## THE PROBLEM
Determine the number of lines in the listing below where the string "JSON" occurs; answer with the number alone.

== SUPPLIED INFORMATION

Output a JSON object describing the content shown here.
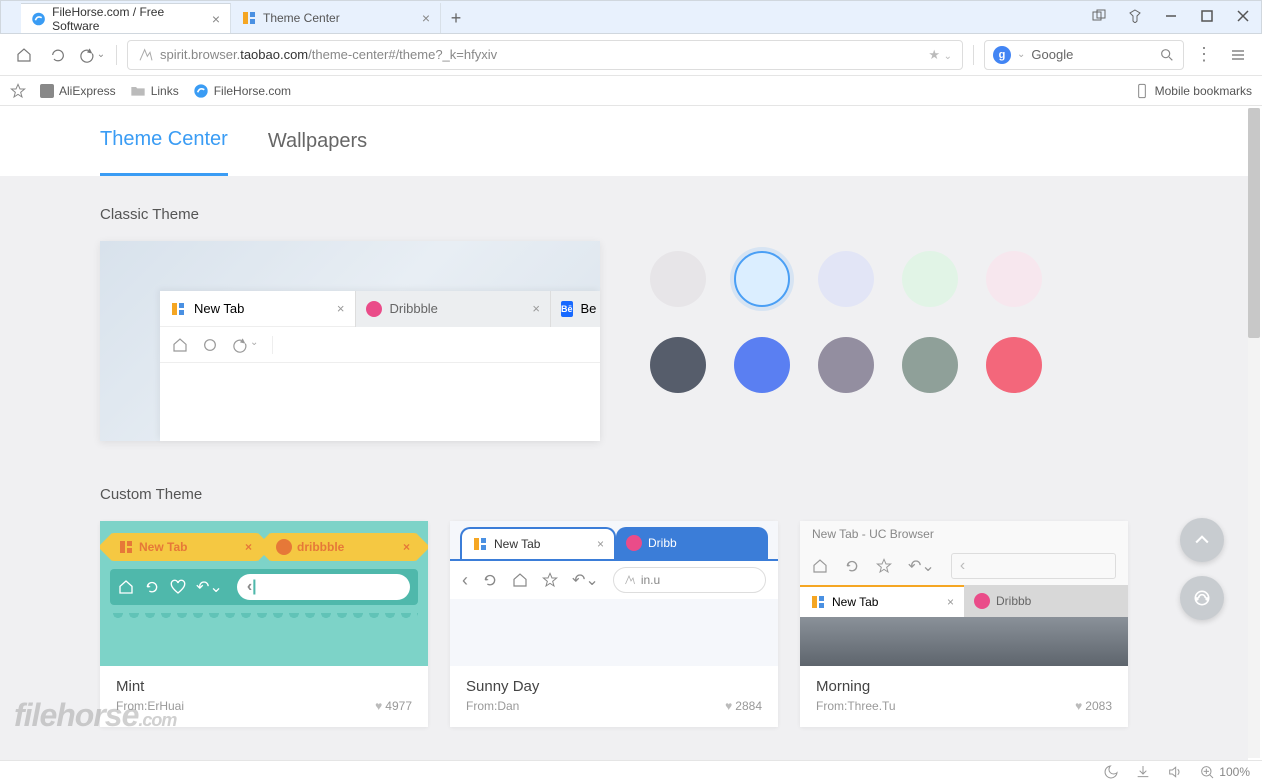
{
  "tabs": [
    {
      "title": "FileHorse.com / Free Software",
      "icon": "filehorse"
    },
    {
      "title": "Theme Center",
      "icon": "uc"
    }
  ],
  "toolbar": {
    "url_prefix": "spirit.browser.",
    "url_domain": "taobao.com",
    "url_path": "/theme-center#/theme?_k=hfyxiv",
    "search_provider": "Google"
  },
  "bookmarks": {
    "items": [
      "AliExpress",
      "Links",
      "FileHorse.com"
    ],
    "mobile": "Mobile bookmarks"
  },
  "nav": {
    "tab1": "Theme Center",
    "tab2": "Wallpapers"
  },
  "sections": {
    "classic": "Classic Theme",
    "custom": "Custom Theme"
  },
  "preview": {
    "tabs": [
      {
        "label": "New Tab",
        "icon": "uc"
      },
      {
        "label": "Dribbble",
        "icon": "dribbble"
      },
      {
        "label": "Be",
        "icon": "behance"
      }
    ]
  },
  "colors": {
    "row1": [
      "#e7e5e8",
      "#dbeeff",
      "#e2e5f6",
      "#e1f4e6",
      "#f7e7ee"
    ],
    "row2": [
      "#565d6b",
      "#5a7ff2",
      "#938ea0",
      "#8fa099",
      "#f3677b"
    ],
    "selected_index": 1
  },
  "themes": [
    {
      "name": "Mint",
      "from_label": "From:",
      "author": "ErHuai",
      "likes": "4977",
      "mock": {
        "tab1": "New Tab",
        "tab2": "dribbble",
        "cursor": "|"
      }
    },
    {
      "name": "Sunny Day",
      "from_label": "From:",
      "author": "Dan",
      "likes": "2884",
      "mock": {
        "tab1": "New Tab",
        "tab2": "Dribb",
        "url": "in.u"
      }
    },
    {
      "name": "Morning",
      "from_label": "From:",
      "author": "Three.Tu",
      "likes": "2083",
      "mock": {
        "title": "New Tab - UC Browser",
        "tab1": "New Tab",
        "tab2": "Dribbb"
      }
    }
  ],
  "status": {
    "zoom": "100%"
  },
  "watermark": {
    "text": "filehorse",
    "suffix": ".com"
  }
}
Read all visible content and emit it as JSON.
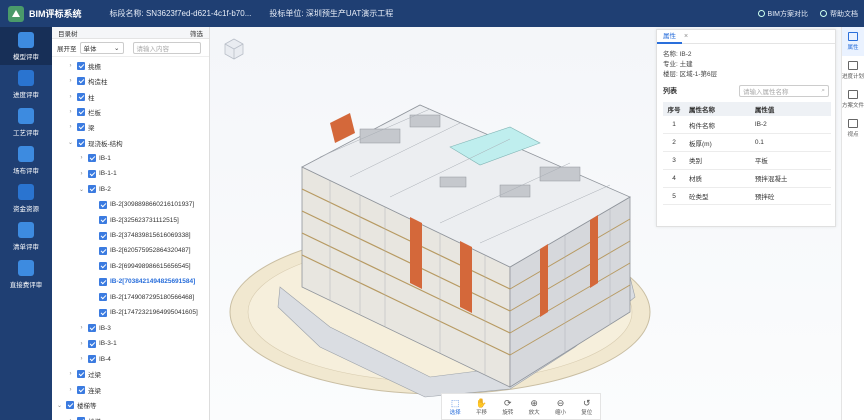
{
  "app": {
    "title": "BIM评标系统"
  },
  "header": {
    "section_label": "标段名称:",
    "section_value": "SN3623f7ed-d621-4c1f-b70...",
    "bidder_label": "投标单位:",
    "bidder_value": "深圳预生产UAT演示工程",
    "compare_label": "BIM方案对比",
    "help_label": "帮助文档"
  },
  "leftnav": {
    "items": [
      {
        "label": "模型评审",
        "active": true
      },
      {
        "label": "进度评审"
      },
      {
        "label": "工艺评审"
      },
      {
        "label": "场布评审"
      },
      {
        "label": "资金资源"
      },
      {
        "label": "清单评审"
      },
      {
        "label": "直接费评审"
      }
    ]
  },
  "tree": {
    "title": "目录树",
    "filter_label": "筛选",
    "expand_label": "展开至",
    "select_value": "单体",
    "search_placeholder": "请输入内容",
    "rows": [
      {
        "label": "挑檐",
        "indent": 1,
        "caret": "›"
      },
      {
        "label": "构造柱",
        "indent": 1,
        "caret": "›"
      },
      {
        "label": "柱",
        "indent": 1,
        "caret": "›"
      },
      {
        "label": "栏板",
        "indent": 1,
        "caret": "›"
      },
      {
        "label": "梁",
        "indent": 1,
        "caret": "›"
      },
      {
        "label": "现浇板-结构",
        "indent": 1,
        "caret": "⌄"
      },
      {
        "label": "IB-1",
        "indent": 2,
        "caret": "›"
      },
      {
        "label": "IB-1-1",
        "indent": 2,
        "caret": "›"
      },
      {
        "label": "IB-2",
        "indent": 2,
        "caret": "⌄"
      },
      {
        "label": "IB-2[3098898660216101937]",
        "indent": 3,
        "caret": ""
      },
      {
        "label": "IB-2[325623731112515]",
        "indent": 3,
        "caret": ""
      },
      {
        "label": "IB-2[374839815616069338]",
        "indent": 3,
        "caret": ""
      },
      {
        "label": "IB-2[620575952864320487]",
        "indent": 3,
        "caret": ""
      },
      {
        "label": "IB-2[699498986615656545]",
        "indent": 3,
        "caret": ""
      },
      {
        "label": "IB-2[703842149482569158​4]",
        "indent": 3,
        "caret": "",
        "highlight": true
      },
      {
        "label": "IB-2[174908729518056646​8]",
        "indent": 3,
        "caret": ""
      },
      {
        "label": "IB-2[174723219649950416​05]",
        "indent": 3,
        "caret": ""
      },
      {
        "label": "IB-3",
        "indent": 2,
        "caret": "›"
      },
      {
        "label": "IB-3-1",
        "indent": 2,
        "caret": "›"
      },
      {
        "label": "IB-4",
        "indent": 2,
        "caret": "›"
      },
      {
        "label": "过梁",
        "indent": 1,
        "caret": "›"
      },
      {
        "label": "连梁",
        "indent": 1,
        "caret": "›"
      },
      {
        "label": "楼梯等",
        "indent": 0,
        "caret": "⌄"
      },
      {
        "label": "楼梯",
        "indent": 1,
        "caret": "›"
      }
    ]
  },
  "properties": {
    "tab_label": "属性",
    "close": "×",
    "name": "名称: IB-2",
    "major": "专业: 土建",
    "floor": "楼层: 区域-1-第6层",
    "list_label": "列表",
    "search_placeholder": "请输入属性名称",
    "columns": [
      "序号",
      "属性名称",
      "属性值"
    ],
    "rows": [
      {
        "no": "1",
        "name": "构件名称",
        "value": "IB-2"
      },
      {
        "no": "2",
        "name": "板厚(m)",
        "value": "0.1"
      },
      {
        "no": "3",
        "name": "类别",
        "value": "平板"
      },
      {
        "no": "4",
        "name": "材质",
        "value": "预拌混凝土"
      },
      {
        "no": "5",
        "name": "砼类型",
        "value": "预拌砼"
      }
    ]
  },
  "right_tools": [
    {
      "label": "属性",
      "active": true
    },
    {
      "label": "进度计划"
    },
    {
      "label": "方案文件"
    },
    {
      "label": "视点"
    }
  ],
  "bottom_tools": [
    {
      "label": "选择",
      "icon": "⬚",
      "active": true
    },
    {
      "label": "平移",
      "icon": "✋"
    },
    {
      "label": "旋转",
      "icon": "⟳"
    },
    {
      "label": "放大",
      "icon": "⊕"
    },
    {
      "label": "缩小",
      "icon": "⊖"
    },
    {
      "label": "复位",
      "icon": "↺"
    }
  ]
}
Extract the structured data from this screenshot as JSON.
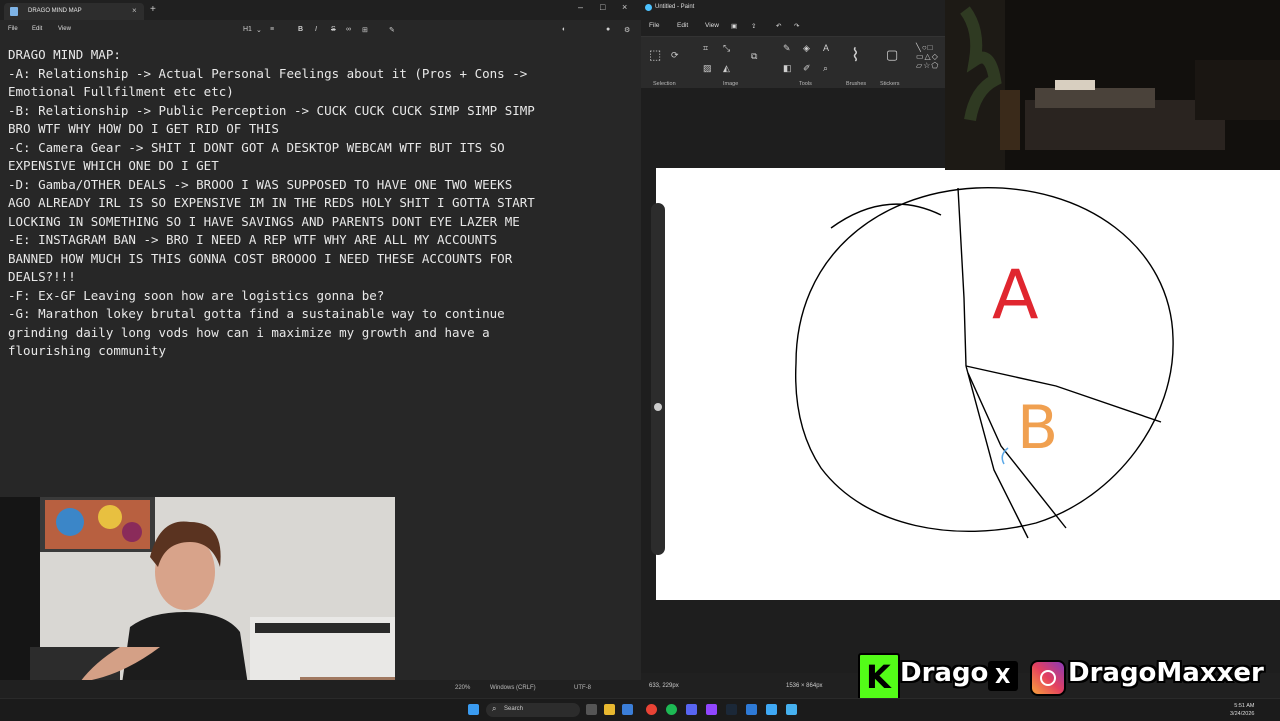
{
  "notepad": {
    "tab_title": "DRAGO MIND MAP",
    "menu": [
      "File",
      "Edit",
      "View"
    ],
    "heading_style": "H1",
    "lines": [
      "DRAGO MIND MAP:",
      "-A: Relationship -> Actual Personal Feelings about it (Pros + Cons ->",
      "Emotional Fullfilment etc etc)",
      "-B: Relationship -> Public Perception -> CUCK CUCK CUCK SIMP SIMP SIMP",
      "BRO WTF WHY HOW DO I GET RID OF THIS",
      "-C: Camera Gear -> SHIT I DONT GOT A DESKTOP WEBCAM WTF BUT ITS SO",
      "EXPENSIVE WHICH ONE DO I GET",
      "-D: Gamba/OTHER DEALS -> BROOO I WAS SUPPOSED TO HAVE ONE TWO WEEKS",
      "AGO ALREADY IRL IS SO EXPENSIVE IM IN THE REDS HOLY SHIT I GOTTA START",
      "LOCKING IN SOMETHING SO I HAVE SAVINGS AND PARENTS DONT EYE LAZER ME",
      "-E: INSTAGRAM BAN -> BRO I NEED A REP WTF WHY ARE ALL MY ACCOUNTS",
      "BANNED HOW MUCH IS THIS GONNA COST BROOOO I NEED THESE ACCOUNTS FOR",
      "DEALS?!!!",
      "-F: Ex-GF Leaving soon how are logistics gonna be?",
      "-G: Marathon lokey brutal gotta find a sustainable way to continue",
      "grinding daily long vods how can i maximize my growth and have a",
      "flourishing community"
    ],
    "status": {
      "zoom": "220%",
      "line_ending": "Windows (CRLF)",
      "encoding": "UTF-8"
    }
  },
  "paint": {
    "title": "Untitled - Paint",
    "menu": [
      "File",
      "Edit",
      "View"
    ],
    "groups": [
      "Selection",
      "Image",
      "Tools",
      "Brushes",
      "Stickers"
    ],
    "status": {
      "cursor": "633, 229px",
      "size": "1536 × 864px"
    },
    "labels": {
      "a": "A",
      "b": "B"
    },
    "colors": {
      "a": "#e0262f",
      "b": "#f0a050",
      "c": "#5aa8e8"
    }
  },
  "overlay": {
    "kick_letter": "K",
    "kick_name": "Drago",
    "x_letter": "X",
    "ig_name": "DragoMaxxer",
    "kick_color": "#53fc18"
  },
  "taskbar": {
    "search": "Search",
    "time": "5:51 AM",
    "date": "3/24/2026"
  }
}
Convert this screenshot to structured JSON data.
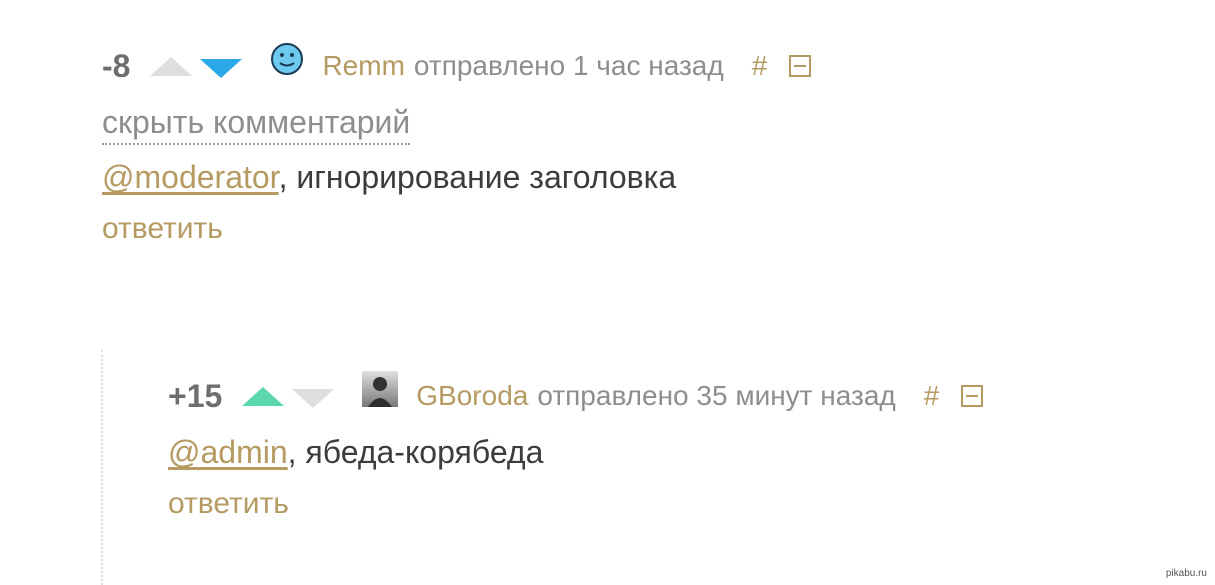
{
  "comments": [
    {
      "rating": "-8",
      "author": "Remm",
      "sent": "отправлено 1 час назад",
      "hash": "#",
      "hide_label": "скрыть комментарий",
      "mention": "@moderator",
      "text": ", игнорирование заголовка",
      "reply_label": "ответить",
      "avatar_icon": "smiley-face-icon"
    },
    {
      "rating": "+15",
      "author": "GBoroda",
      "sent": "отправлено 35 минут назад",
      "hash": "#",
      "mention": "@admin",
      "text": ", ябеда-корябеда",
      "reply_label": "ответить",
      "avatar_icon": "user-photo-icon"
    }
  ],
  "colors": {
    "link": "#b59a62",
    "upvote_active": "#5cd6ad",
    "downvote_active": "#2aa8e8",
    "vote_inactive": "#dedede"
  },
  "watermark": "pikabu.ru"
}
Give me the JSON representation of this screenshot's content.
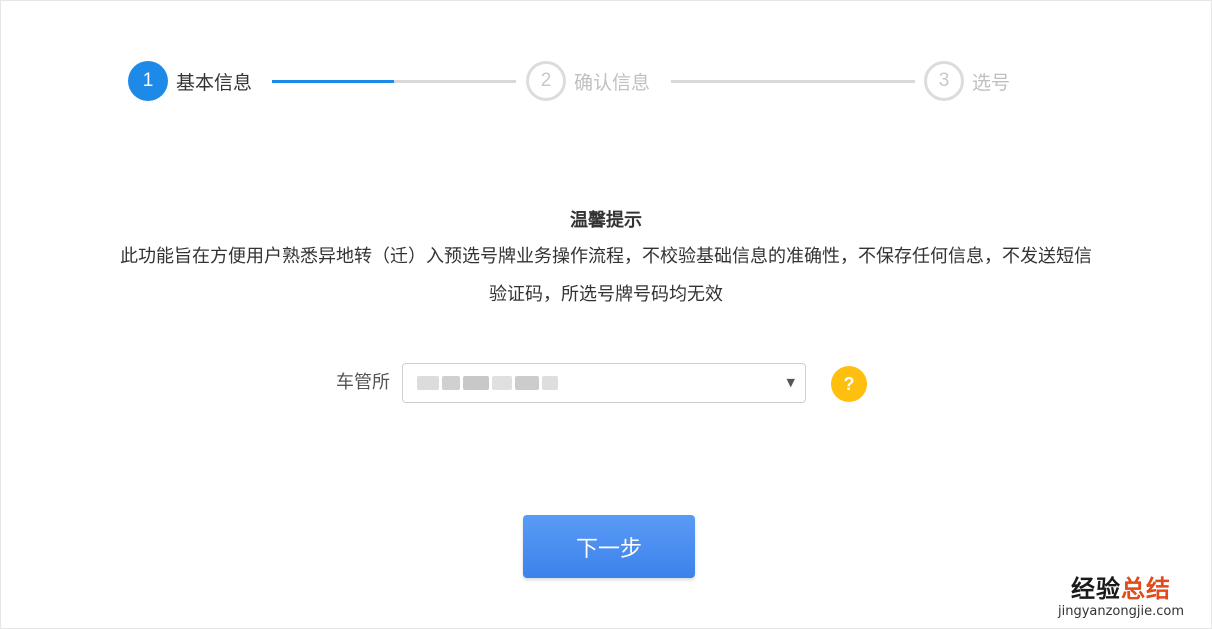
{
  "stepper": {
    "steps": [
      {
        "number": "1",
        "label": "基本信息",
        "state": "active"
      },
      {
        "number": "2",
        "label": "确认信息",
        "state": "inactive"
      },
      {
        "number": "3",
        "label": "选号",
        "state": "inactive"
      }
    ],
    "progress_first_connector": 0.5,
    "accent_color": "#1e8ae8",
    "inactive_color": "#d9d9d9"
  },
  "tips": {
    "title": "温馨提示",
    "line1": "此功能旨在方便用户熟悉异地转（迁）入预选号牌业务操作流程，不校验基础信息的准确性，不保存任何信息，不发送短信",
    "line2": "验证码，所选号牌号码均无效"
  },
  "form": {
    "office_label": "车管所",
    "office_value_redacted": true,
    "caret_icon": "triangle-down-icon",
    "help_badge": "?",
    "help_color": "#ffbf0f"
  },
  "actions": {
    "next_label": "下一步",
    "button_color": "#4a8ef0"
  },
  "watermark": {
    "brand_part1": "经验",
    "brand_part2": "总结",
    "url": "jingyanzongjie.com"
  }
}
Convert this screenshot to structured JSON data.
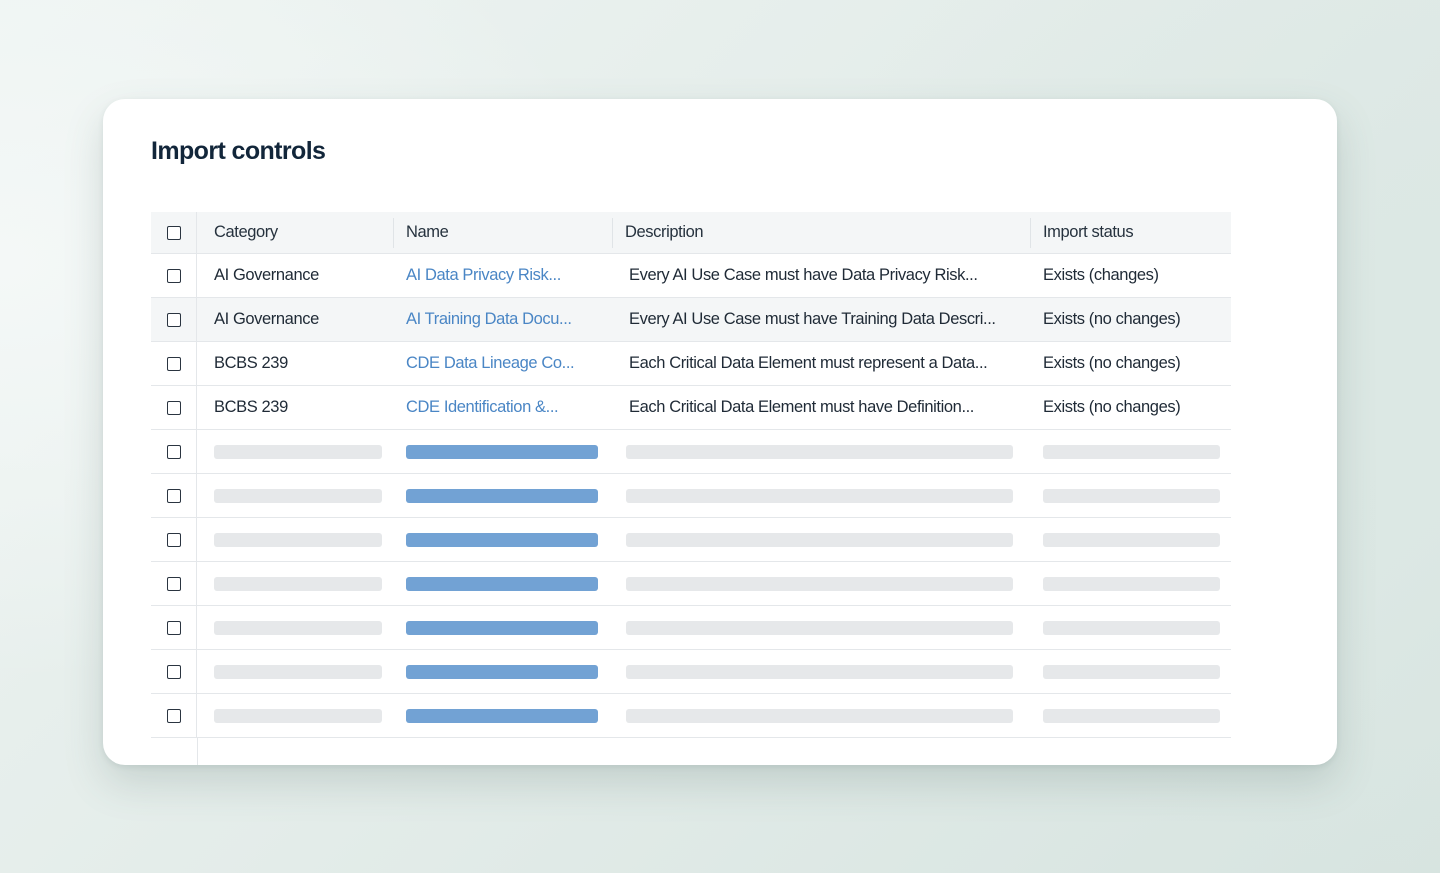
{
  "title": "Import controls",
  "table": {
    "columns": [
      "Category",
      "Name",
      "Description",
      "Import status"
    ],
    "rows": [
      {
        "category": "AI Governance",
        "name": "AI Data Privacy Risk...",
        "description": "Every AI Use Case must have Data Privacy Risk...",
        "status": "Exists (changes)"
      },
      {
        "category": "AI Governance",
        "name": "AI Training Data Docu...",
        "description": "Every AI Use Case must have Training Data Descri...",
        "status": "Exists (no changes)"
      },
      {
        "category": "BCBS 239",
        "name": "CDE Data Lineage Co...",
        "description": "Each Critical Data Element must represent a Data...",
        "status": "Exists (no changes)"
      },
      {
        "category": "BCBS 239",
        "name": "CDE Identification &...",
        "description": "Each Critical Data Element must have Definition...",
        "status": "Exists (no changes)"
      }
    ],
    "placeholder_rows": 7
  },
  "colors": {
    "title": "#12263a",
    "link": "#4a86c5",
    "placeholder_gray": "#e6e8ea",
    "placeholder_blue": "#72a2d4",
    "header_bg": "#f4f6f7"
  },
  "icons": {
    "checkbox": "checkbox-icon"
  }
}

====

## THE ANSWER
6